## Items from an interface collection
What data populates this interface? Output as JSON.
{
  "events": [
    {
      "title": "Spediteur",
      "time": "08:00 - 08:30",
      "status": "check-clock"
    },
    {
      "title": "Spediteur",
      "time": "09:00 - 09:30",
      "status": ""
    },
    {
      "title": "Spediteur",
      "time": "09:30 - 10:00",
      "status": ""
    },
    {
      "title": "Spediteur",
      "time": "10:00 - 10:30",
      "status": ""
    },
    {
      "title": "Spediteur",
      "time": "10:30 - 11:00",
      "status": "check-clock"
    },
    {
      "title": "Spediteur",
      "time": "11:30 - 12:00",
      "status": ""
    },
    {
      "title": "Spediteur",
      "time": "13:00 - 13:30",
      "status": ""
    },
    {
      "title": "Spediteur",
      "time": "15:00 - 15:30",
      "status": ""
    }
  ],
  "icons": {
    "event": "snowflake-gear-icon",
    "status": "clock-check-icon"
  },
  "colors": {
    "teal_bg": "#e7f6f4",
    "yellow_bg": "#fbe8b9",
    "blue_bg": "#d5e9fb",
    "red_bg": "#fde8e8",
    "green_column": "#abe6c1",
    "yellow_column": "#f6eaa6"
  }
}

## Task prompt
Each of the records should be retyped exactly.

## Response to this task
What data populates this interface? Output as JSON.
{
  "events": [
    {
      "title": "Spediteur",
      "time": "08:00 - 08:30",
      "status": "check-clock"
    },
    {
      "title": "Spediteur",
      "time": "09:00 - 09:30",
      "status": ""
    },
    {
      "title": "Spediteur",
      "time": "09:30 - 10:00",
      "status": ""
    },
    {
      "title": "Spediteur",
      "time": "10:00 - 10:30",
      "status": ""
    },
    {
      "title": "Spediteur",
      "time": "10:30 - 11:00",
      "status": "check-clock"
    },
    {
      "title": "Spediteur",
      "time": "11:30 - 12:00",
      "status": ""
    },
    {
      "title": "Spediteur",
      "time": "13:00 - 13:30",
      "status": ""
    },
    {
      "title": "Spediteur",
      "time": "15:00 - 15:30",
      "status": ""
    }
  ],
  "icons": {
    "event": "snowflake-gear-icon",
    "status": "clock-check-icon"
  },
  "colors": {
    "teal_bg": "#e7f6f4",
    "yellow_bg": "#fbe8b9",
    "blue_bg": "#d5e9fb",
    "red_bg": "#fde8e8",
    "green_column": "#abe6c1",
    "yellow_column": "#f6eaa6"
  }
}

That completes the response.